● **What needs to be done**: Once the pictures have been excluded, set down each remaining entry word for word.

● **Supplied records**:
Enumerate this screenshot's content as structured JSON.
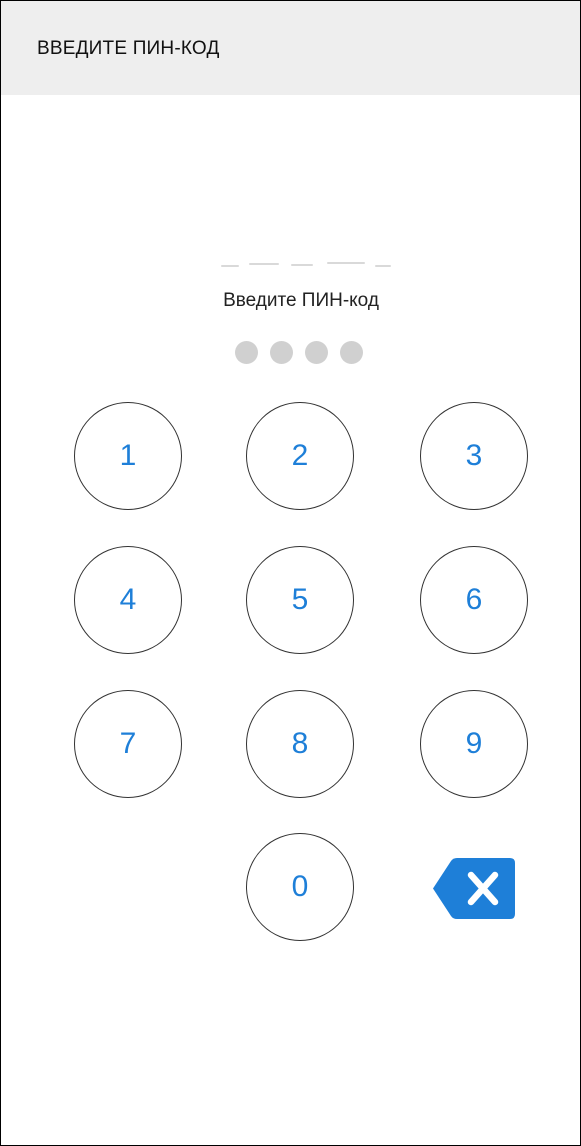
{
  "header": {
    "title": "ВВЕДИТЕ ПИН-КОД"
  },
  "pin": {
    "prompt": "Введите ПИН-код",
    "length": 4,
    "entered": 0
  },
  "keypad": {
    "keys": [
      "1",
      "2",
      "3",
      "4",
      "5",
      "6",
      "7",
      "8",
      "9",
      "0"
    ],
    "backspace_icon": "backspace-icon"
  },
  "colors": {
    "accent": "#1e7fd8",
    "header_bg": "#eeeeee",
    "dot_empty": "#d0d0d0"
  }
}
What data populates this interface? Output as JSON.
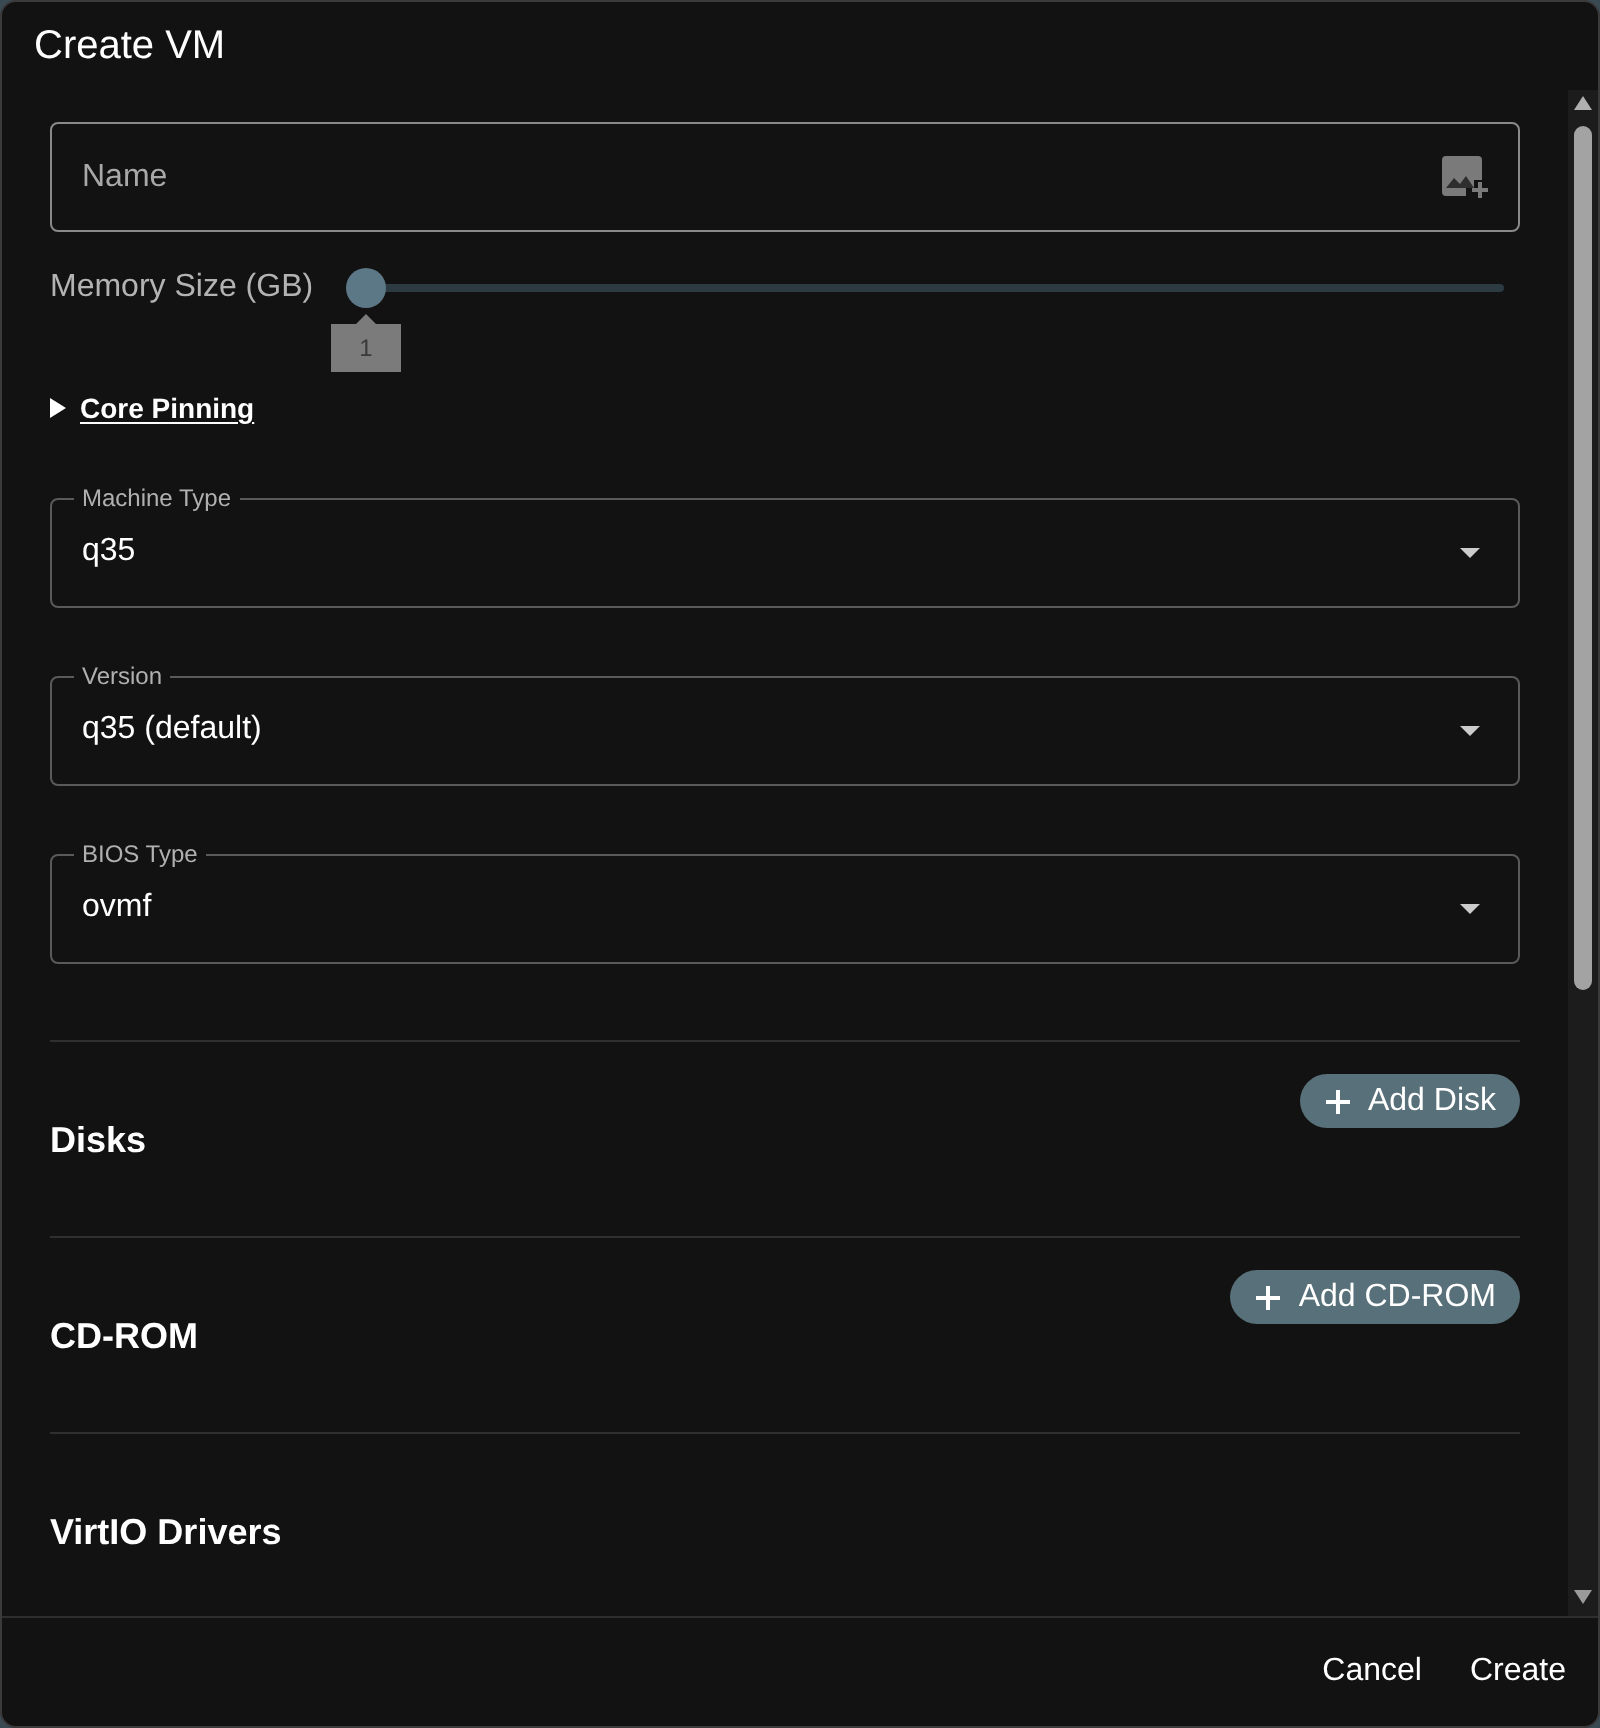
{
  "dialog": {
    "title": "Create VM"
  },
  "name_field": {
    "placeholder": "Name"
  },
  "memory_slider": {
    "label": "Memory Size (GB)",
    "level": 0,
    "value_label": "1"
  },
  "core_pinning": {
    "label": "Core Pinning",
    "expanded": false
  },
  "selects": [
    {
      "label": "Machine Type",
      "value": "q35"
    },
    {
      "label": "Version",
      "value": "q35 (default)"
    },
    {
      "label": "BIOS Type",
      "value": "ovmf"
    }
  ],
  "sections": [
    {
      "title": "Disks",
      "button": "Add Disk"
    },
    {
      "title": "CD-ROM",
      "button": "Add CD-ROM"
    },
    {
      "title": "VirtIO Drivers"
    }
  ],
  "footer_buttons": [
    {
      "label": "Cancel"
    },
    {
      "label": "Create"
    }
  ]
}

● **Your response**:
Enumerate this screenshot's content as structured JSON.
{
  "header": {
    "title": "ВВЕДИТЕ ПИН-КОД"
  },
  "pin": {
    "prompt": "Введите ПИН-код",
    "length": 4,
    "entered": 0
  },
  "keypad": {
    "keys": [
      "1",
      "2",
      "3",
      "4",
      "5",
      "6",
      "7",
      "8",
      "9",
      "0"
    ],
    "backspace_icon": "backspace-icon"
  },
  "colors": {
    "accent": "#1e7fd8",
    "header_bg": "#eeeeee",
    "dot_empty": "#d0d0d0"
  }
}
What data populates this interface? Output as JSON.
{
  "dialog": {
    "title": "Create VM"
  },
  "name_field": {
    "placeholder": "Name"
  },
  "memory_slider": {
    "label": "Memory Size (GB)",
    "level": 0,
    "value_label": "1"
  },
  "core_pinning": {
    "label": "Core Pinning",
    "expanded": false
  },
  "selects": [
    {
      "label": "Machine Type",
      "value": "q35"
    },
    {
      "label": "Version",
      "value": "q35 (default)"
    },
    {
      "label": "BIOS Type",
      "value": "ovmf"
    }
  ],
  "sections": [
    {
      "title": "Disks",
      "button": "Add Disk"
    },
    {
      "title": "CD-ROM",
      "button": "Add CD-ROM"
    },
    {
      "title": "VirtIO Drivers"
    }
  ],
  "footer_buttons": [
    {
      "label": "Cancel"
    },
    {
      "label": "Create"
    }
  ]
}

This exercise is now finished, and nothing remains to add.